Home      MEDITATION 2015

REMEMBERING CONSTRUCTIVELY

Rabbi Norman R. Patz

Memorial Service

Society for the History of Czechoslovak Jews

March 8, 2015 / Adar 24, 5775

 

In the secular calendar, today marks the 71st anniversary of the murder of the 3792 Czech Jews held captive by the Nazis in Family Camp BIIb at Birkenau. In the Jewish calendar, it was erev Purim. 

Together with the execution four months later of the family camp inmates who had been brought to Auschwitz-Birkenau in December 1943 and May 1944, this was the largest mass murder of Czech Jews in all of World War II. 

In 1946, just two years after the erev Purim slaughter, the Joseph Popper Lodge of B’nai B’rith here in New York organized a memorial to those who had been murdered. This is the 69th annual service of commemoration. In later years, the Holocaust Survivors of Slovakia joined in sponsoring the service, and from its founding in 1961, the Society for the History of Czechoslovak Jews has been an organizing participant as well.

As we mourn them, we mourn for all the victims of Nazi race-hatred, their fanatic Rassenhaas, who were murdered simply because they were Jews.

And there was no one to save them.

That absence, the tragic lack of rescuers and rescue, is highlighted by another anniversary. One hundred years ago, in 1915, Gustav Meyrink published his novel Der Golem in an edition illustrated by Hugo Steiner-Prag, whose design for a machzor appears on the cover of our memorial service booklet. Meyrink’s retelling of the Golem legend made a mishmash of the story, but his book became an instant bestseller in Germany, causing an anti-Semitic backlash in that second year of World War I. Laced throughout with Kabbalah and Madame Blavatsky’s theosophy, it also inspired one of the greatest silent movies ever, the horror film called Der Golem: Wie er in die Welt kam – The Golem: How He Came into the World.
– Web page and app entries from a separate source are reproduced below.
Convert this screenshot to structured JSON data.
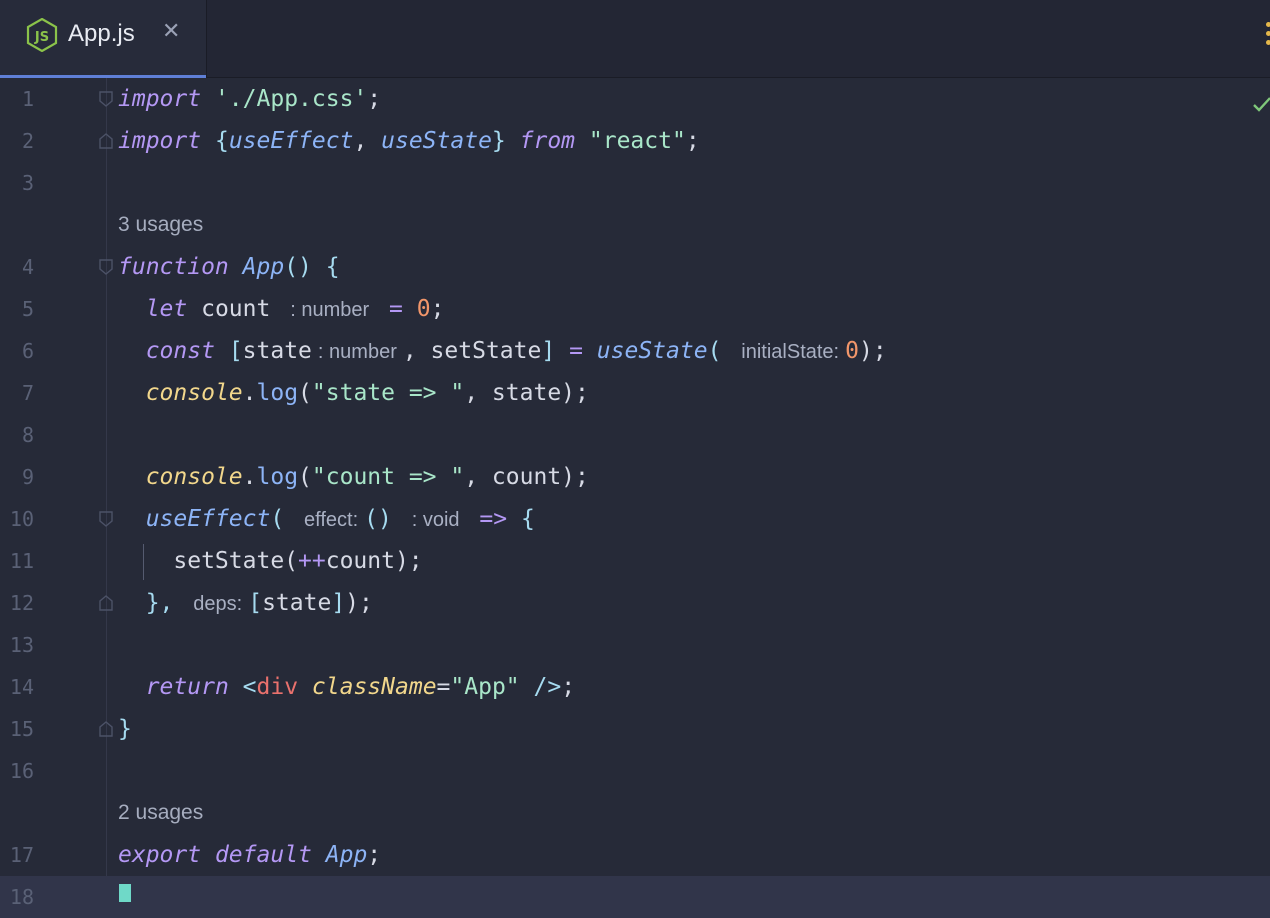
{
  "tab": {
    "label": "App.js",
    "close": "✕"
  },
  "colors": {
    "background": "#262a38",
    "accent": "#5f7fd6",
    "node_icon": "#8bc34a"
  },
  "line_numbers": [
    "1",
    "2",
    "3",
    "4",
    "5",
    "6",
    "7",
    "8",
    "9",
    "10",
    "11",
    "12",
    "13",
    "14",
    "15",
    "16",
    "17",
    "18"
  ],
  "inlays": {
    "usages_app": "3 usages",
    "usages_export": "2 usages",
    "count_type": ": number",
    "state_type": ": number",
    "initial_state": "initialState:",
    "effect": "effect:",
    "void_type": ": void",
    "deps": "deps:"
  },
  "code": {
    "l1_import": "import",
    "l1_str": "'./App.css'",
    "l1_end": ";",
    "l2_import": "import",
    "l2_open": "{",
    "l2_use_effect": "useEffect",
    "l2_comma": ", ",
    "l2_use_state": "useState",
    "l2_close": "}",
    "l2_from": "from",
    "l2_str": "\"react\"",
    "l2_end": ";",
    "l4_function": "function",
    "l4_name": "App",
    "l4_parens": "()",
    "l4_brace": "{",
    "l5_let": "let",
    "l5_var": "count",
    "l5_eq": "=",
    "l5_num": "0",
    "l5_end": ";",
    "l6_const": "const",
    "l6_open": "[",
    "l6_state": "state",
    "l6_set": ", setState",
    "l6_close": "]",
    "l6_eq": "=",
    "l6_fn": "useState",
    "l6_paren": "(",
    "l6_num": "0",
    "l6_end": ");",
    "l7_console": "console",
    "l7_dot": ".",
    "l7_log": "log",
    "l7_open": "(",
    "l7_str": "\"state => \"",
    "l7_rest": ", state);",
    "l9_console": "console",
    "l9_dot": ".",
    "l9_log": "log",
    "l9_open": "(",
    "l9_str": "\"count => \"",
    "l9_rest": ", count);",
    "l10_fn": "useEffect",
    "l10_paren": "(",
    "l10_arrow_parens": "()",
    "l10_arrow": "=>",
    "l10_brace": "{",
    "l11_call": "setState(",
    "l11_op": "++",
    "l11_rest": "count);",
    "l12_close": "},",
    "l12_open": "[",
    "l12_state": "state",
    "l12_close2": "]",
    "l12_end": ");",
    "l14_return": "return",
    "l14_lt": "<",
    "l14_tag": "div",
    "l14_attr": "className",
    "l14_eq": "=",
    "l14_str": "\"App\"",
    "l14_close": " />",
    "l14_end": ";",
    "l15_brace": "}",
    "l17_export": "export",
    "l17_default": "default",
    "l17_app": "App",
    "l17_end": ";"
  }
}
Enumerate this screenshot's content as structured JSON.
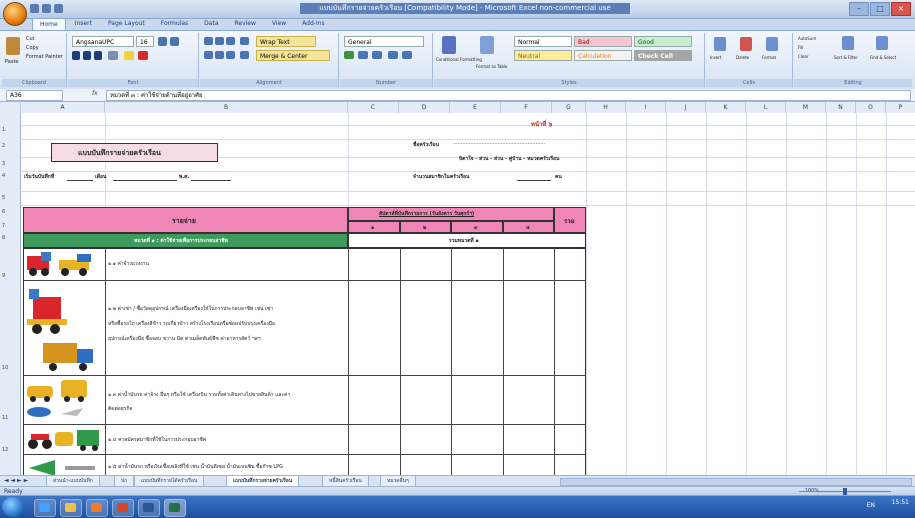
{
  "window": {
    "title": "แบบบันทึกรายจ่ายครัวเรือน [Compatibility Mode] - Microsoft Excel non-commercial use"
  },
  "ribbon": {
    "tabs": [
      "Home",
      "Insert",
      "Page Layout",
      "Formulas",
      "Data",
      "Review",
      "View",
      "Add-Ins"
    ],
    "groups": {
      "clipboard": "Clipboard",
      "font": "Font",
      "alignment": "Alignment",
      "number": "Number",
      "styles": "Styles",
      "cells": "Cells",
      "editing": "Editing"
    },
    "clipboard_items": [
      "Cut",
      "Copy",
      "Format Painter"
    ],
    "paste_label": "Paste",
    "font_name": "AngsanaUPC",
    "font_size": "16",
    "wrap_text": "Wrap Text",
    "merge_center": "Merge & Center",
    "number_format": "General",
    "conditional_formatting": "Conditional Formatting",
    "format_as_table": "Format as Table",
    "styles": {
      "normal": "Normal",
      "bad": "Bad",
      "good": "Good",
      "neutral": "Neutral",
      "calculation": "Calculation",
      "check_cell": "Check Cell"
    },
    "cells_items": [
      "Insert",
      "Delete",
      "Format"
    ],
    "editing_items": [
      "AutoSum",
      "Fill",
      "Clear",
      "Sort & Filter",
      "Find & Select"
    ]
  },
  "formula_bar": {
    "name_box": "A36",
    "fx": "fx",
    "value": "หมวดที่ ๓ : ค่าใช้จ่ายด้านที่อยู่อาศัย"
  },
  "columns": [
    "A",
    "B",
    "C",
    "D",
    "E",
    "F",
    "G",
    "H",
    "I",
    "J",
    "K",
    "L",
    "M",
    "N",
    "O",
    "P"
  ],
  "rows": [
    "1",
    "2",
    "3",
    "4",
    "5",
    "6",
    "7",
    "8",
    "9",
    "10",
    "11",
    "12"
  ],
  "sheet": {
    "page_no": "หน้าที่ ๖",
    "form_title": "แบบบันทึกรายจ่ายครัวเรือน",
    "recorder_label": "ชื่อครัวเรือน",
    "recorder_fill": "..........................................................",
    "relation_label": "บิดาใจ - ส่วน - ส่วน - คู่บ้าน - หมวดครัวเรือน",
    "start_date_label": "เริ่มวันบันทึกที่",
    "month_label": "เดือน",
    "year_label": "พ.ศ.",
    "members_label": "จำนวนสมาชิกในครัวเรือน",
    "members_unit": "คน",
    "header_item": "รายจ่าย",
    "header_weeks": "สัปดาห์ที่บันทึกรายการ (วันอังคาร วันศุกร์ฯ)",
    "week_numbers": [
      "๑",
      "๒",
      "๓",
      "๔"
    ],
    "header_total": "รวม",
    "category_row": "หมวดที่ ๑ : ค่าใช้จ่ายเพื่อการประกอบอาชีพ",
    "category_total": "รวมหมวดที่ ๑",
    "items": [
      {
        "text": "๑.๑ ค่าจ้างแรงงาน"
      },
      {
        "text_lines": [
          "๑.๒ ค่าเช่า / ซื้อวัสดุอุปกรณ์ เครื่องมือเครื่องใช้ในการประกอบอาชีพ เช่น เช่า",
          "หรือซื้อรถไถ เครื่องสีข้าว รถเกี่ยวข้าว สร้างโรงเรือนหรือซ่อมปรับปรุงเครื่องมือ",
          "อุปกรณ์เครื่องมือ ซื้อจอบ ขวาน มีด ค่าเมล็ดพันธุ์พืช ค่าอาหารสัตว์ ฯลฯ"
        ]
      },
      {
        "text_lines": [
          "๑.๓ ค่าน้ำมันรถ ค่าจ้าง อื่นๆ หรือใช้ เครื่องบิน รวมทั้งค่าเดินทางไปขายสินค้า และค่า",
          "ติดต่อธุรกิจ"
        ]
      },
      {
        "text": "๑.๔ ค่าสมัครสมาชิกที่ใช้ในการประกอบอาชีพ"
      },
      {
        "text": "๑.๕ ค่าน้ำมันรถ หรือเงินเชื้อเพลิงที่ใช้ เช่น น้ำมันดีเซล น้ำมันเบนซิน ซื้อก๊าซ LPG"
      }
    ]
  },
  "sheet_tabs": [
    "ส่วนนำ-แบบบันทึก",
    "ปก",
    "แบบบันทึกรายได้ครัวเรือน",
    "แบบบันทึกรายจ่ายครัวเรือน",
    "หนี้สินครัวเรือน",
    "หมวดอื่นๆ"
  ],
  "status": {
    "ready": "Ready",
    "zoom": "100%"
  },
  "taskbar": {
    "time": "15:51",
    "lang": "EN"
  }
}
The origins of the Golem story are shrouded in mystery, but the basic story is this: The gret 16th century Rabbi Yehudah Loew, the Maharal of Prague, using kabbalistic magic formulas, conjured up a human-shaped figure out of clay from the banks of the Vltava/Moldau River. The Golem was a figure of enormous strength, lacking only the faculty of speech. He was created to protect the Jews of Prague from attacks by Christians who accused Jews of killing Christian children in order to use their blood for baking matzah. We know how crazy an accusation this is, but too many gullible Christians believed it, from the time it first surfaced in England, in the 12th century, until its most recent manifestations in the 20th century, not very long ago.

So the Golem story, even in a distorted retelling, has been very appealing to our people, especially when they felt imperiled or desperately needed rescuing from murderous mobs.

No Golem appeared to save our parents and grandparents, or our brothers and sisters during the Second World War, and although anti-Semitism and Jew-hatred seemed to abate for a while in the decades after the war ended, we see that it’s back, and “never again” seems to be turning into “ever again” at the hands of Islamist terrorists and their supporters on both the extreme right and the extreme left.

In the face of this renewal of ancient hatreds, we can see how the Golem story speaks to our people’s hope for security and safety. The legend says that when the Golem went out of control, like the Sorcerer’s Apprentice, Rabbi Loew caused the Golem to cease functioning, laid the inert clay in the attic of the Altneushul in Prague and forbade entrance to the attic on pain of excommunication. “It is believed that the Golem is still lying there, buried deep under a heap of torn leaves from old prayer books, and only waiting for the coming of the Messiah, or for the time when new dangers appear to menace the existence of Israel, to rise again and smite the foe” (Jan Munk, “The Golem of Prague”) 

A sad story, all in all. The truth is more accurately presented in the megillah, the Scroll of Esther we read on Purim earlier this week. The Jews of ancient Persia are saved by Mordecai and Esther. God does not appear in the story at all. Esther and Mordecai do it on their own, using their own resources, relying on coolheaded plans and equally careful actions. The lesson: It’s up to us to do the best we can, as they did. No Golem. No messiah.

And along with these efforts, to grieve, never to forget, but also to move forward and rebuild good lives. We pray for the souls of our dear ones and trust that the God we praise indeed exists, and that before the end, in the end, or after the end, it will all come out right.

Amen